Exercise requirements >> Please print nothing but the lines from the one containing "Read all visible content and emit it as JSON." to the final line below, exactly, and no pictures.

*** The data Section Begins ***

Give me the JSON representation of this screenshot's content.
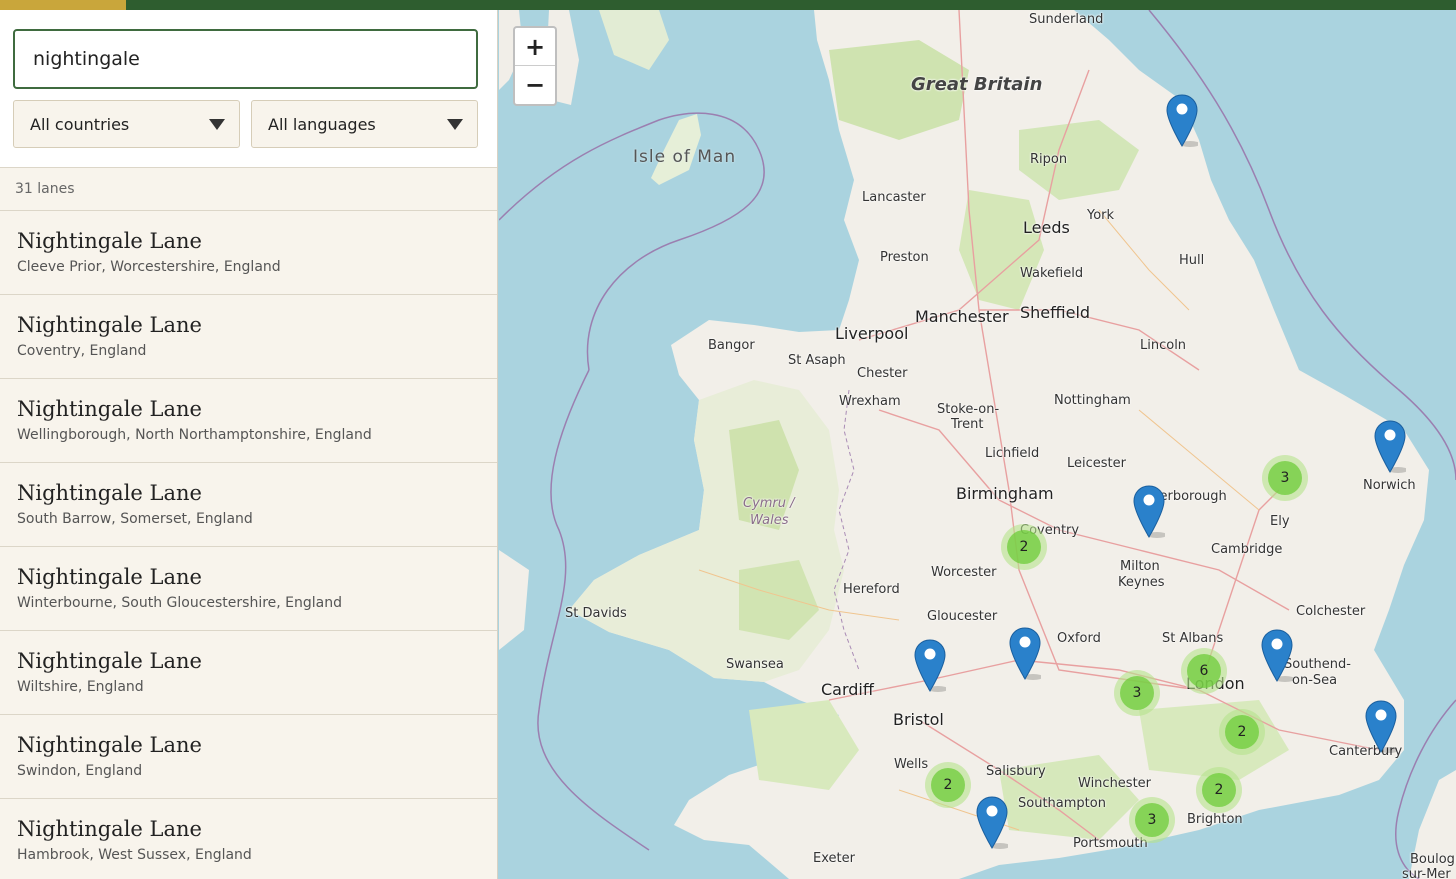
{
  "colors": {
    "brand": "#2e5d2f",
    "accent": "#c9a63b",
    "cluster": "#6ecc39",
    "pin": "#2a81cb"
  },
  "search": {
    "value": "nightingale"
  },
  "filters": {
    "country": "All countries",
    "language": "All languages"
  },
  "results_count": "31 lanes",
  "results": [
    {
      "name": "Nightingale Lane",
      "place": "Cleeve Prior, Worcestershire, England"
    },
    {
      "name": "Nightingale Lane",
      "place": "Coventry, England"
    },
    {
      "name": "Nightingale Lane",
      "place": "Wellingborough, North Northamptonshire, England"
    },
    {
      "name": "Nightingale Lane",
      "place": "South Barrow, Somerset, England"
    },
    {
      "name": "Nightingale Lane",
      "place": "Winterbourne, South Gloucestershire, England"
    },
    {
      "name": "Nightingale Lane",
      "place": "Wiltshire, England"
    },
    {
      "name": "Nightingale Lane",
      "place": "Swindon, England"
    },
    {
      "name": "Nightingale Lane",
      "place": "Hambrook, West Sussex, England"
    }
  ],
  "map": {
    "zoom_in": "+",
    "zoom_out": "−",
    "labels": {
      "great_britain": "Great Britain",
      "isle_of_man": "Isle of Man",
      "cymru": "Cymru /",
      "wales": "Wales",
      "sunderland": "Sunderland",
      "ripon": "Ripon",
      "lancaster": "Lancaster",
      "york": "York",
      "leeds": "Leeds",
      "preston": "Preston",
      "hull": "Hull",
      "wakefield": "Wakefield",
      "manchester": "Manchester",
      "sheffield": "Sheffield",
      "liverpool": "Liverpool",
      "bangor": "Bangor",
      "st_asaph": "St Asaph",
      "chester": "Chester",
      "lincoln": "Lincoln",
      "wrexham": "Wrexham",
      "nottingham": "Nottingham",
      "stoke_1": "Stoke-on-",
      "stoke_2": "Trent",
      "lichfield": "Lichfield",
      "leicester": "Leicester",
      "norwich": "Norwich",
      "birmingham": "Birmingham",
      "peterborough": "Peterborough",
      "ely": "Ely",
      "coventry": "Coventry",
      "cambridge": "Cambridge",
      "worcester": "Worcester",
      "milton_1": "Milton",
      "milton_2": "Keynes",
      "hereford": "Hereford",
      "colchester": "Colchester",
      "st_davids": "St Davids",
      "gloucester": "Gloucester",
      "oxford": "Oxford",
      "st_albans": "St Albans",
      "swansea": "Swansea",
      "southend_1": "Southend-",
      "southend_2": "on-Sea",
      "london": "London",
      "cardiff": "Cardiff",
      "bristol": "Bristol",
      "canterbury": "Canterbury",
      "wells": "Wells",
      "salisbury": "Salisbury",
      "winchester": "Winchester",
      "southampton": "Southampton",
      "brighton": "Brighton",
      "portsmouth": "Portsmouth",
      "exeter": "Exeter",
      "boulogne_1": "Boulogne-",
      "boulogne_2": "sur-Mer"
    },
    "clusters": [
      "3",
      "2",
      "6",
      "3",
      "2",
      "2",
      "2",
      "3"
    ]
  }
}
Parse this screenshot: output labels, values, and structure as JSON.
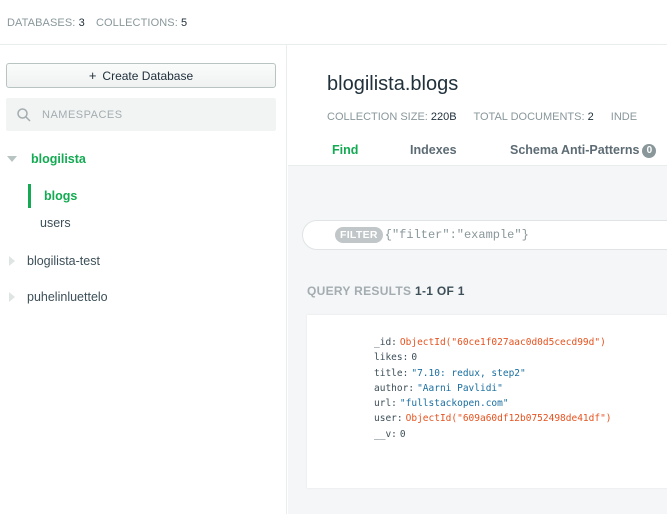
{
  "topbar": {
    "databases_label": "DATABASES:",
    "databases_count": "3",
    "collections_label": "COLLECTIONS:",
    "collections_count": "5"
  },
  "sidebar": {
    "create_database_label": "Create Database",
    "search_placeholder": "NAMESPACES",
    "databases": [
      {
        "name": "blogilista",
        "expanded": true,
        "collections": [
          "blogs",
          "users"
        ],
        "active_collection": "blogs"
      },
      {
        "name": "blogilista-test",
        "expanded": false
      },
      {
        "name": "puhelinluettelo",
        "expanded": false
      }
    ]
  },
  "collection": {
    "title": "blogilista.blogs",
    "size_label": "COLLECTION SIZE:",
    "size_value": "220B",
    "docs_label": "TOTAL DOCUMENTS:",
    "docs_value": "2",
    "index_label_partial": "INDE"
  },
  "tabs": [
    {
      "label": "Find",
      "active": true
    },
    {
      "label": "Indexes",
      "active": false
    },
    {
      "label": "Schema Anti-Patterns",
      "badge": "0",
      "active": false
    }
  ],
  "filter": {
    "pill": "FILTER",
    "placeholder": "{\"filter\":\"example\"}"
  },
  "query_results": {
    "label": "QUERY RESULTS",
    "count": "1-1 OF 1"
  },
  "document": [
    {
      "key": "_id",
      "value": "ObjectId(\"60ce1f027aac0d0d5cecd99d\")",
      "type": "oid"
    },
    {
      "key": "likes",
      "value": "0",
      "type": "num"
    },
    {
      "key": "title",
      "value": "\"7.10: redux, step2\"",
      "type": "str"
    },
    {
      "key": "author",
      "value": "\"Aarni Pavlidi\"",
      "type": "str"
    },
    {
      "key": "url",
      "value": "\"fullstackopen.com\"",
      "type": "str"
    },
    {
      "key": "user",
      "value": "ObjectId(\"609a60df12b0752498de41df\")",
      "type": "oid"
    },
    {
      "key": "__v",
      "value": "0",
      "type": "num"
    }
  ],
  "colors": {
    "accent_green": "#13aa52",
    "object_id": "#e6521f",
    "string_value": "#1a6fa0"
  }
}
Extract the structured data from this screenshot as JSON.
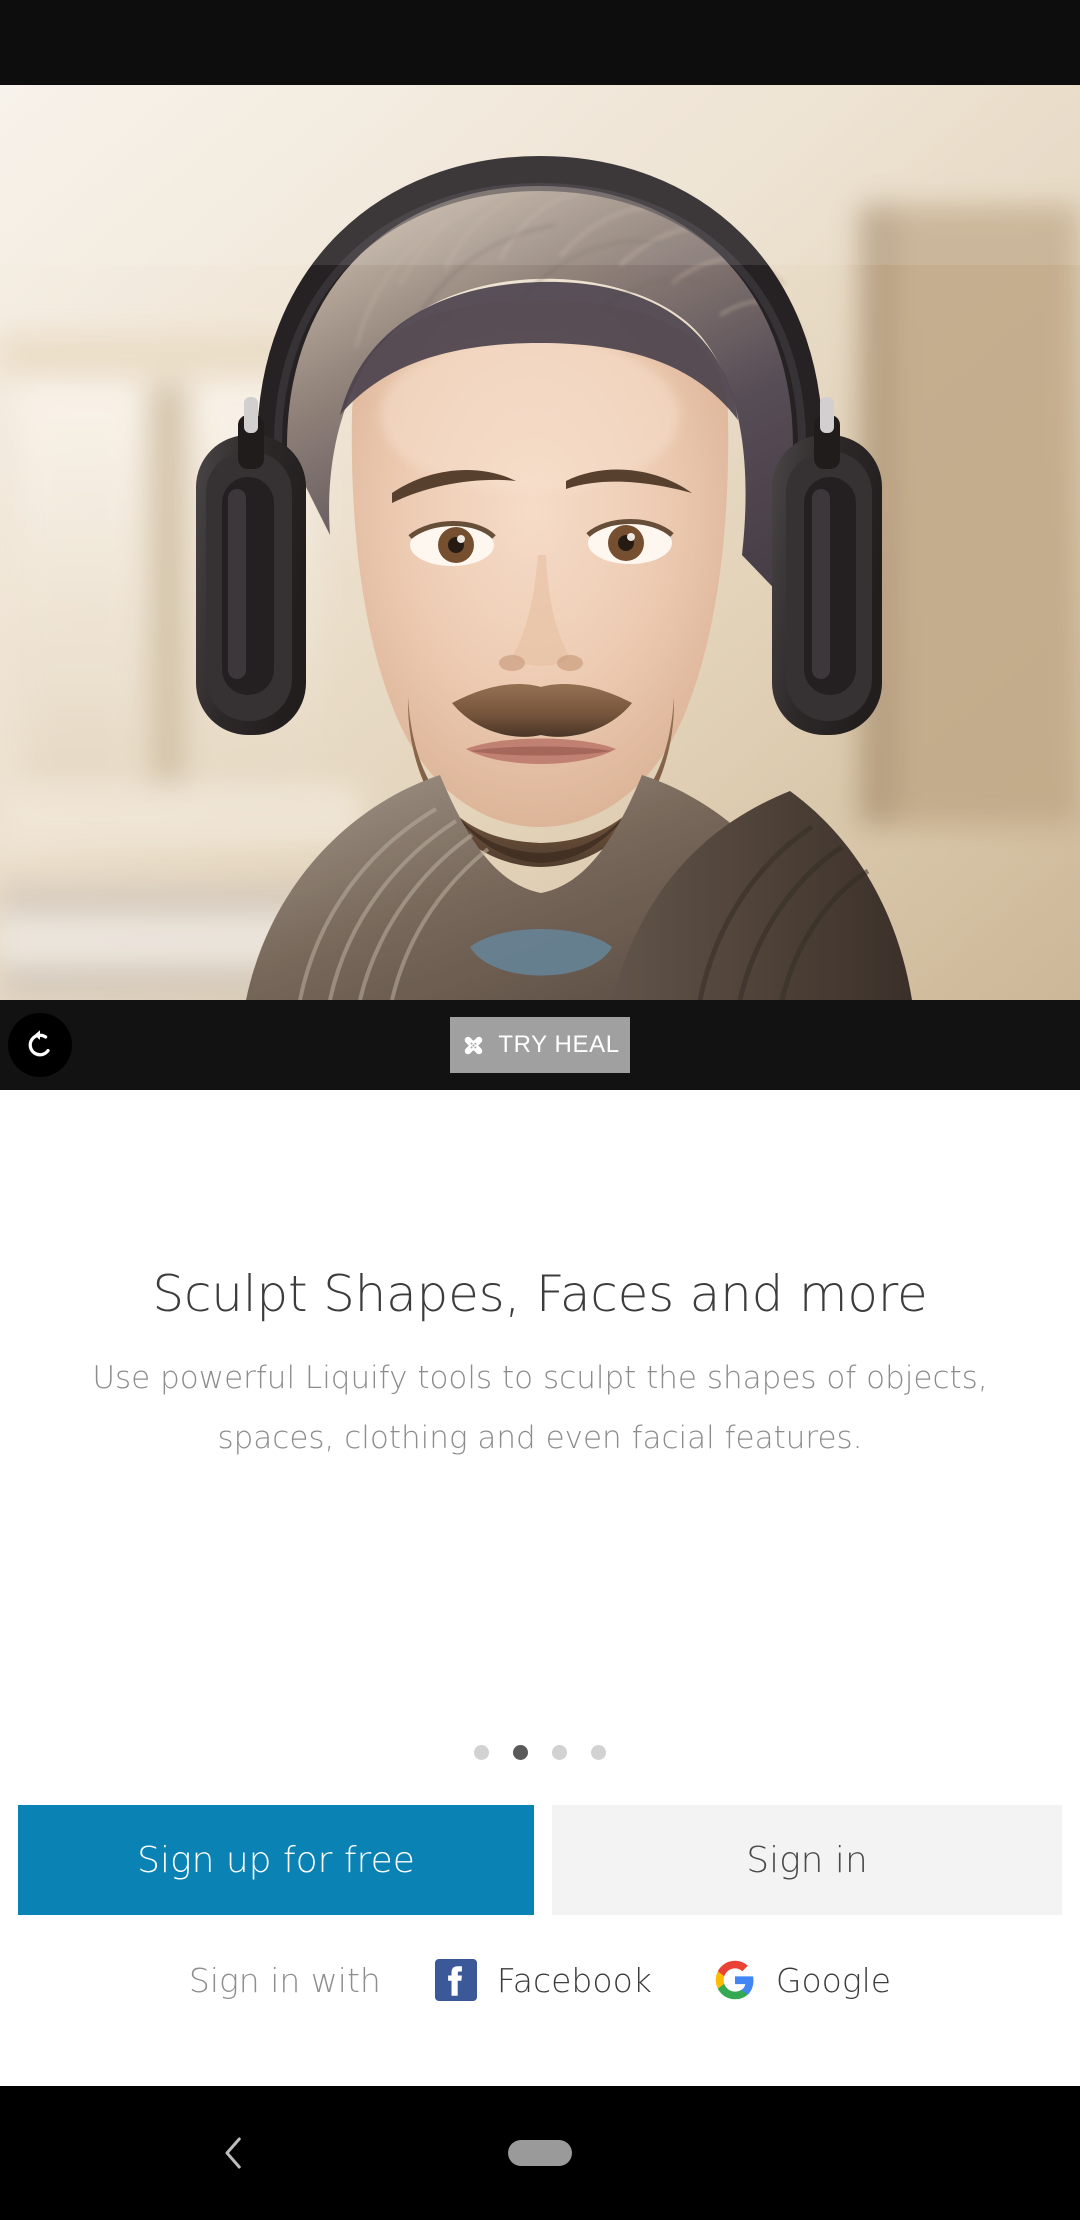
{
  "app": {
    "screen_name": "onboarding-carousel",
    "status_bar_color": "#0d0d0d"
  },
  "editor": {
    "reset_icon": "reset-circular-arrow-icon",
    "heal_button": {
      "label": "TRY HEAL",
      "icon": "bandage-heal-icon",
      "background": "#a0a0a0",
      "text_color": "#ffffff"
    },
    "toolbar_background": "#121212"
  },
  "photo": {
    "alt": "Close-up portrait of a bearded man wearing over-ear headphones and a scarf",
    "subject": "man-with-headphones-portrait"
  },
  "onboarding": {
    "headline": "Sculpt Shapes, Faces and more",
    "body": "Use powerful Liquify tools to sculpt the shapes of objects, spaces, clothing and even facial features.",
    "pager": {
      "total": 4,
      "active_index": 1,
      "inactive_color": "#d2d2d2",
      "active_color": "#5a5a5a"
    }
  },
  "auth": {
    "sign_up_label": "Sign up for free",
    "sign_up_color": "#0b82b4",
    "sign_in_label": "Sign in",
    "sign_in_color": "#f3f3f3",
    "social_prompt": "Sign in with",
    "providers": [
      {
        "name": "Facebook",
        "icon": "facebook-icon",
        "color": "#3b5998"
      },
      {
        "name": "Google",
        "icon": "google-g-icon",
        "color": "#4285f4"
      }
    ]
  },
  "navbar": {
    "back_icon": "back-chevron-icon",
    "home_icon": "home-pill-icon",
    "background": "#000000"
  }
}
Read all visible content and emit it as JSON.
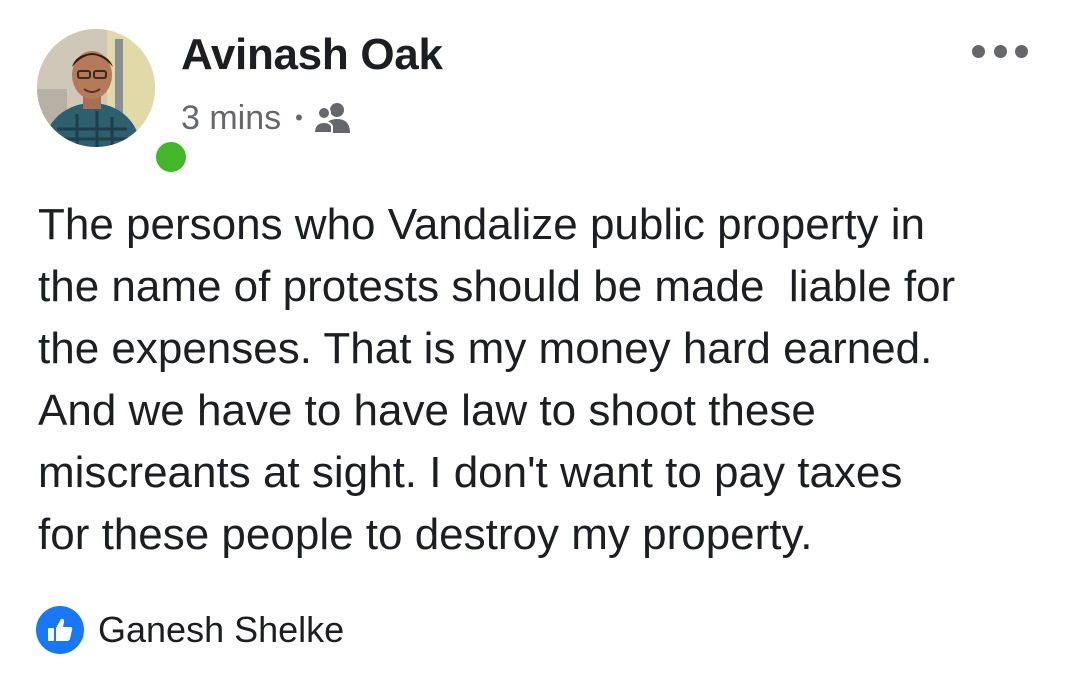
{
  "post": {
    "author": {
      "name": "Avinash Oak",
      "online": true
    },
    "timestamp": "3 mins",
    "separator": "•",
    "audience_icon": "friends-icon",
    "more_icon": "more-options-icon",
    "text_lines": [
      "The persons who Vandalize public property in",
      "the name of protests should be made  liable for",
      "the expenses. That is my money hard earned.",
      "And we have to have law to shoot these",
      "miscreants at sight. I don't want to pay taxes",
      "for these people to destroy my property."
    ],
    "reactions": {
      "icon": "like-icon",
      "reactor": "Ganesh Shelke"
    }
  },
  "colors": {
    "text": "#1c1e21",
    "secondary_text": "#65676b",
    "online_green": "#42b72a",
    "like_blue": "#1877f2"
  }
}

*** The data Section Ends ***

Written response >>
Read all visible content and emit it as JSON.
{
  "post": {
    "author": {
      "name": "Avinash Oak",
      "online": true
    },
    "timestamp": "3 mins",
    "separator": "•",
    "audience_icon": "friends-icon",
    "more_icon": "more-options-icon",
    "text_lines": [
      "The persons who Vandalize public property in",
      "the name of protests should be made  liable for",
      "the expenses. That is my money hard earned.",
      "And we have to have law to shoot these",
      "miscreants at sight. I don't want to pay taxes",
      "for these people to destroy my property."
    ],
    "reactions": {
      "icon": "like-icon",
      "reactor": "Ganesh Shelke"
    }
  },
  "colors": {
    "text": "#1c1e21",
    "secondary_text": "#65676b",
    "online_green": "#42b72a",
    "like_blue": "#1877f2"
  }
}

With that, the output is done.